(Data excerpts)
"""

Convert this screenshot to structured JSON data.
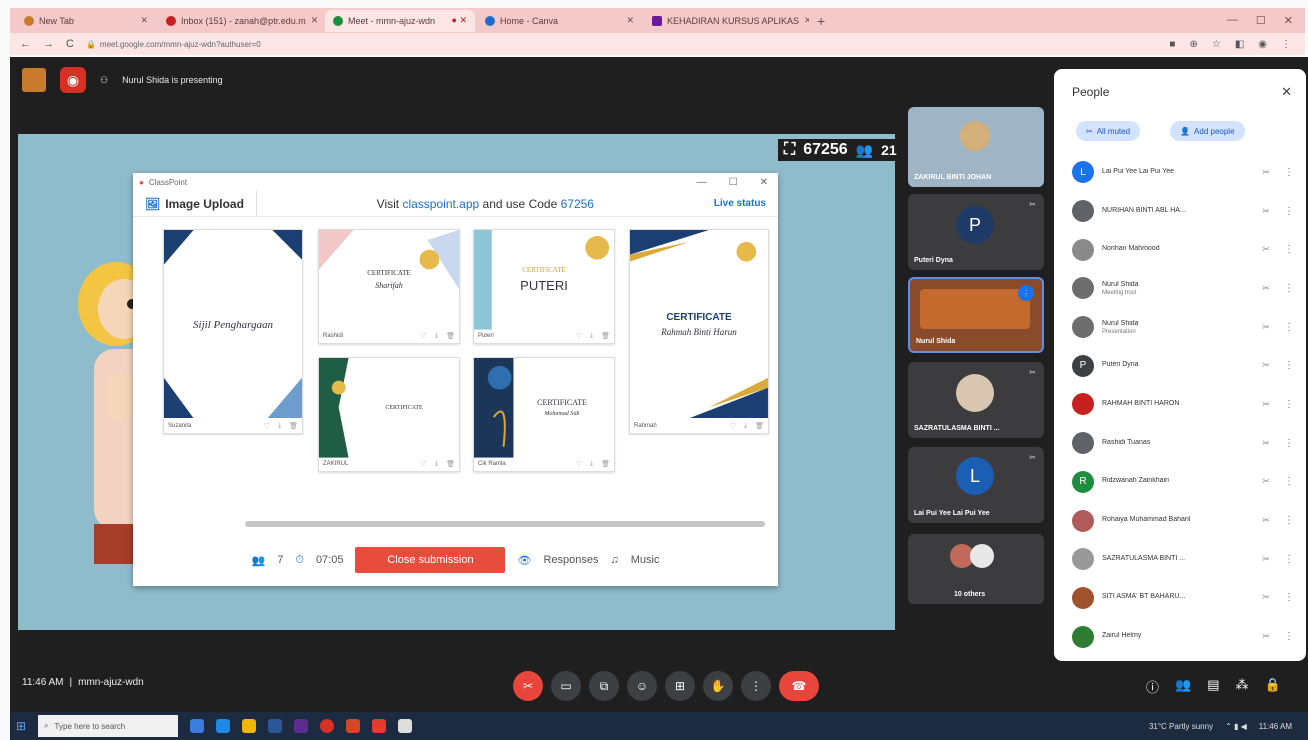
{
  "browser": {
    "tabs": [
      {
        "title": "New Tab",
        "color": "#c97a2c",
        "active": false
      },
      {
        "title": "Inbox (151) - zanah@ptr.edu.m",
        "color": "#c5221f",
        "active": false
      },
      {
        "title": "Meet - mmn-ajuz-wdn",
        "color": "#1e8e3e",
        "active": true
      },
      {
        "title": "Home - Canva",
        "color": "#1c6fd1",
        "active": false
      },
      {
        "title": "KEHADIRAN KURSUS APLIKAS",
        "color": "#6a1b9a",
        "active": false
      }
    ],
    "url": "meet.google.com/mmn-ajuz-wdn?authuser=0"
  },
  "meet": {
    "presenting_text": "Nurul Shida is presenting",
    "meeting_code_chip": "67256",
    "participants_count": "21",
    "time": "11:46 AM",
    "meeting_code": "mmn-ajuz-wdn"
  },
  "classpoint": {
    "app_title": "ClassPoint",
    "tab_label": "Image Upload",
    "visit_prefix": "Visit",
    "visit_link": "classpoint.app",
    "visit_mid": "and use Code",
    "visit_code": "67256",
    "live_status": "Live status",
    "submission_count": "7",
    "timer": "07:05",
    "close_label": "Close submission",
    "responses_label": "Responses",
    "music_label": "Music",
    "cards": [
      {
        "name": "Suzanita",
        "heading": "Sijil Penghargaan",
        "sub": ""
      },
      {
        "name": "Rashidi",
        "heading": "CERTIFICATE",
        "sub": "Sharifah"
      },
      {
        "name": "Puteri",
        "heading": "CERTIFICATE",
        "sub": "PUTERI"
      },
      {
        "name": "Rahmah",
        "heading": "CERTIFICATE",
        "sub": "Rahmah Binti Harun"
      },
      {
        "name": "ZAKIRUL",
        "heading": "CERTIFICATE",
        "sub": ""
      },
      {
        "name": "Cik Ramla",
        "heading": "CERTIFICATE",
        "sub": "Mohamad Sidi"
      }
    ]
  },
  "tiles": [
    {
      "name": "ZAKIRUL BINTI JOHAN",
      "avatar": ""
    },
    {
      "name": "Puteri Dyna",
      "avatar": "P"
    },
    {
      "name": "Nurul Shida",
      "avatar": ""
    },
    {
      "name": "SAZRATULASMA BINTI ...",
      "avatar": ""
    },
    {
      "name": "Lai Pui Yee Lai Pui Yee",
      "avatar": "L"
    },
    {
      "name": "10 others",
      "avatar": ""
    }
  ],
  "people": {
    "title": "People",
    "mute_all": "All muted",
    "add_people": "Add people",
    "list": [
      {
        "name": "Lai Pui Yee Lai Pui Yee",
        "role": "",
        "avatar": "L",
        "color": "#1a73e8"
      },
      {
        "name": "NURIHAN BINTI ABL HA...",
        "role": "",
        "avatar": "",
        "color": "#5f6368"
      },
      {
        "name": "Norihan Mahmood",
        "role": "",
        "avatar": "",
        "color": "#8a8a8a"
      },
      {
        "name": "Nurul Shida",
        "role": "Meeting host",
        "avatar": "",
        "color": "#6d6d6d"
      },
      {
        "name": "Nurul Shida",
        "role": "Presentation",
        "avatar": "",
        "color": "#6d6d6d"
      },
      {
        "name": "Puteri Dyna",
        "role": "",
        "avatar": "P",
        "color": "#3c4043"
      },
      {
        "name": "RAHMAH BINTI HARON",
        "role": "",
        "avatar": "",
        "color": "#c5221f"
      },
      {
        "name": "Rashidi Tuanas",
        "role": "",
        "avatar": "",
        "color": "#5f6368"
      },
      {
        "name": "Ridzwanah Zainkhairi",
        "role": "",
        "avatar": "R",
        "color": "#1e8e3e"
      },
      {
        "name": "Rohaiya Muhammad Baharil",
        "role": "",
        "avatar": "",
        "color": "#b05a5a"
      },
      {
        "name": "SAZRATULASMA BINTI ...",
        "role": "",
        "avatar": "",
        "color": "#999999"
      },
      {
        "name": "SITI ASMA' BT BAHARU...",
        "role": "",
        "avatar": "",
        "color": "#a0522d"
      },
      {
        "name": "Zairul Helmy",
        "role": "",
        "avatar": "",
        "color": "#2e7d32"
      }
    ]
  },
  "taskbar": {
    "search_placeholder": "Type here to search",
    "weather": "31°C Partly sunny",
    "clock": "11:46 AM"
  }
}
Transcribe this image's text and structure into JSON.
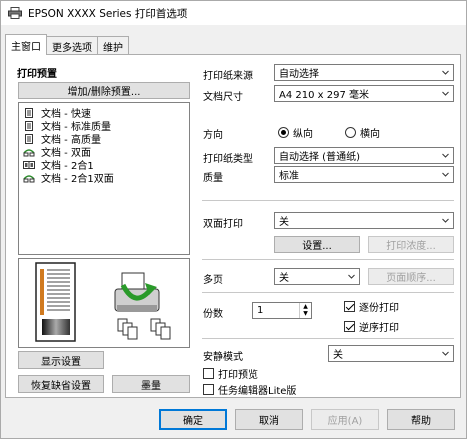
{
  "window": {
    "title": "EPSON XXXX Series 打印首选项"
  },
  "tabs": [
    {
      "label": "主窗口",
      "active": true
    },
    {
      "label": "更多选项",
      "active": false
    },
    {
      "label": "维护",
      "active": false
    }
  ],
  "presets": {
    "heading": "打印预置",
    "add_remove_button": "增加/删除预置...",
    "items": [
      {
        "label": "文档 - 快速",
        "icon": "document-icon"
      },
      {
        "label": "文档 - 标准质量",
        "icon": "document-icon"
      },
      {
        "label": "文档 - 高质量",
        "icon": "document-icon"
      },
      {
        "label": "文档 - 双面",
        "icon": "duplex-icon"
      },
      {
        "label": "文档 - 2合1",
        "icon": "two-up-icon"
      },
      {
        "label": "文档 - 2合1双面",
        "icon": "duplex-icon"
      }
    ]
  },
  "left_buttons": {
    "show_settings": "显示设置",
    "restore_defaults": "恢复缺省设置",
    "ink_levels": "墨量"
  },
  "settings": {
    "paper_source": {
      "label": "打印纸来源",
      "value": "自动选择"
    },
    "document_size": {
      "label": "文档尺寸",
      "value": "A4 210 x 297 毫米"
    },
    "orientation": {
      "label": "方向",
      "portrait": "纵向",
      "landscape": "横向",
      "selected": "portrait"
    },
    "paper_type": {
      "label": "打印纸类型",
      "value": "自动选择 (普通纸)"
    },
    "quality": {
      "label": "质量",
      "value": "标准"
    },
    "duplex": {
      "label": "双面打印",
      "value": "关",
      "settings_button": "设置...",
      "density_button": "打印浓度..."
    },
    "multi_page": {
      "label": "多页",
      "value": "关",
      "page_order_button": "页面顺序..."
    },
    "copies": {
      "label": "份数",
      "value": "1",
      "collate": "逐份打印",
      "collate_checked": true,
      "reverse": "逆序打印",
      "reverse_checked": true
    },
    "quiet_mode": {
      "label": "安静模式",
      "value": "关"
    },
    "print_preview": {
      "label": "打印预览",
      "checked": false
    },
    "job_arranger": {
      "label": "任务编辑器Lite版",
      "checked": false
    }
  },
  "footer": {
    "ok": "确定",
    "cancel": "取消",
    "apply": "应用(A)",
    "help": "帮助"
  }
}
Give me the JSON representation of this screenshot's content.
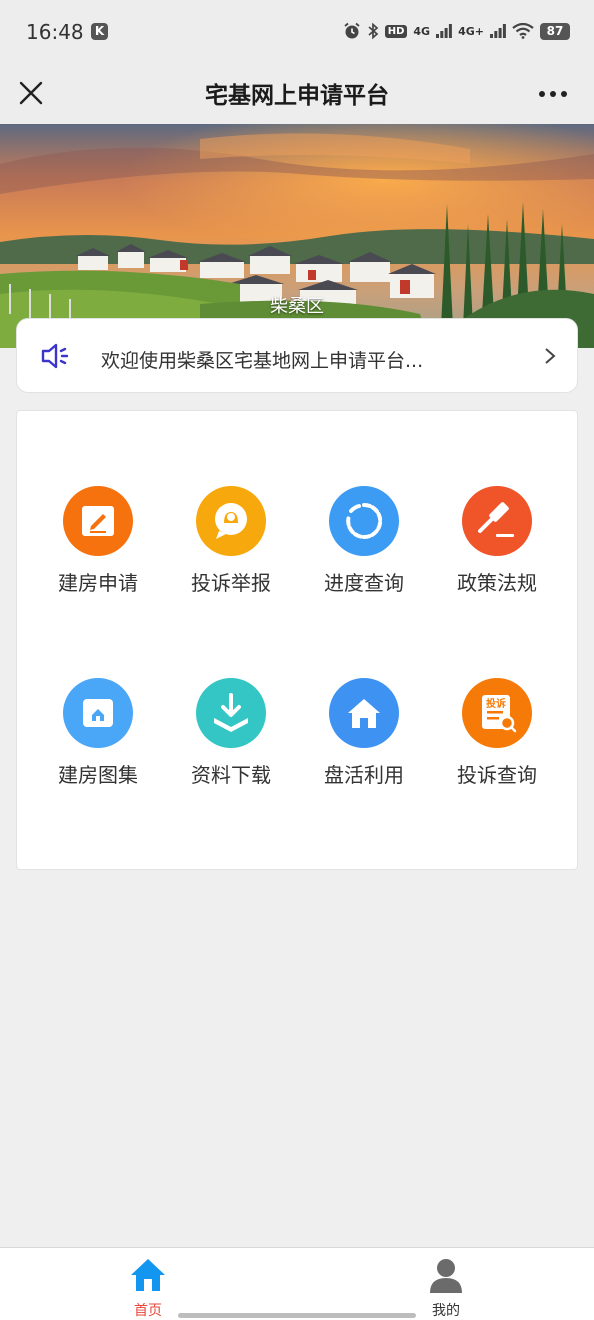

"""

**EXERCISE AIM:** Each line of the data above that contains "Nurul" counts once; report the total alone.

**FINISHED TASK:** 4